Forces News has been granted exclusive access into how the Royal Navy is helping the Joint Expeditionary Force (JEF) nations to respond to threats to the region.
In total, 20 ships from nine different nations are taking part in Baltic Protector, including 3,000 personnel.
The deployment, led by HMS Albion, is one of the biggest of its kind since the First World War.
It is the first training deployment of the UK-led JEF.
Brigadier Matt Jackson, Commander of Royal Marines 3 Commando Brigade, said it is about testing the allies' ability to "work together in the event of any crisis".
With Baltic Protector operating close to Russian waters, sailors said they are aware of potential threats.
"In international waters, just like in international airspace, everybody has the right to operate there by sea and by air," said Commodore James Parkin, commander of the amphibious task group.
"So, we have a right to be in the high seas, just like Russia.
"I'm absolutely certain we will see them operating in the Baltic, they are a Baltic state, just like many of the JEF nations are.
"I'm also certain any interaction will be safe, professional and cordial."
Baltic Protector has also given Royal Marines the chance to sharpen their amphibious capability.
Alongside Danish and Norwegian forces, they are practising helicopter raids, dealing with vehicle ambushes, urban combat, parachute drops and also live firing.
Over the coming weeks, JEF will conduct more training as part of the wider mission, Operation Cabrit.

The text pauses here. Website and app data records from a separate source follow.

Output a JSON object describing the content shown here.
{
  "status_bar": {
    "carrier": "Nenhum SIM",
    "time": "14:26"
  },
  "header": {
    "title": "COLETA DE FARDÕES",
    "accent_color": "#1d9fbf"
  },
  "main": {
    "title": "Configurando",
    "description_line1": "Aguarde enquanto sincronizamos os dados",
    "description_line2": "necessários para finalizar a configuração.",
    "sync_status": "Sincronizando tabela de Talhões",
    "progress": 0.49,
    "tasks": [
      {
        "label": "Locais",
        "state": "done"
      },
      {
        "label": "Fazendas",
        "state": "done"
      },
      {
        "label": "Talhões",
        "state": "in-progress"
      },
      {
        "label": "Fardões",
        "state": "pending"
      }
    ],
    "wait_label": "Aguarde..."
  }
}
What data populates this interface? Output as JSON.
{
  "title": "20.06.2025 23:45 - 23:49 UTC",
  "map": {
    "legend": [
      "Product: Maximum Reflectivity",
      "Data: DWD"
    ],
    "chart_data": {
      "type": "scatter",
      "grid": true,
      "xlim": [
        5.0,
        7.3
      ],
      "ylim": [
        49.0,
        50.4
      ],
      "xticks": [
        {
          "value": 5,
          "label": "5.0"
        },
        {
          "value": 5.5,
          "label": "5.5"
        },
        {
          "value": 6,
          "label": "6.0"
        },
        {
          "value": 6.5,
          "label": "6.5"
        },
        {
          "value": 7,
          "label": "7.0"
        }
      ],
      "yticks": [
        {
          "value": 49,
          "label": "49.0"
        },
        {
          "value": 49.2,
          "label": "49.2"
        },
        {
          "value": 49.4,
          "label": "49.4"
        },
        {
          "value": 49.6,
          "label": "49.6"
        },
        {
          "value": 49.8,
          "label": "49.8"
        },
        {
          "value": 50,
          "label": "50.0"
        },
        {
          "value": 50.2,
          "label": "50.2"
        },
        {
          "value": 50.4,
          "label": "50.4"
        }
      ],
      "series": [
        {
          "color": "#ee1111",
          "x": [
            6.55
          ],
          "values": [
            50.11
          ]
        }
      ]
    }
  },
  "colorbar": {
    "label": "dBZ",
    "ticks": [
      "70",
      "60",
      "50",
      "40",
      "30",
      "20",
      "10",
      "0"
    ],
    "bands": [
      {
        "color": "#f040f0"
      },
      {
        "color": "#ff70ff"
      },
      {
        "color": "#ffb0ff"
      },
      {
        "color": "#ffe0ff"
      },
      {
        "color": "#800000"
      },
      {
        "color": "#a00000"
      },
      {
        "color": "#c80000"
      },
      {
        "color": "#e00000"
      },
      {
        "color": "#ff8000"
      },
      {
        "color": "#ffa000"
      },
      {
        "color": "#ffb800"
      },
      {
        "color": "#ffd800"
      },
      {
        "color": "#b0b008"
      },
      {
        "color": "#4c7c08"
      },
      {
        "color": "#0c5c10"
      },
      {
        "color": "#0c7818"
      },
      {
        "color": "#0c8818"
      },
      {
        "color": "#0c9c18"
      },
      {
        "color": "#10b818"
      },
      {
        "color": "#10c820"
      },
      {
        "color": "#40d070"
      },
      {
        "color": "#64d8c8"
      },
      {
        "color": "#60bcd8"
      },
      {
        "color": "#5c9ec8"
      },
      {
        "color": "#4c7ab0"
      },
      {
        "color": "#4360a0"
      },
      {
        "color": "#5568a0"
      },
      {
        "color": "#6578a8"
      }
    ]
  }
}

The task group will go on to work alongside more NATO allies on Exercise Baltops before linking up with land forces, including a UK-led battlegroup, in the eastern Baltic.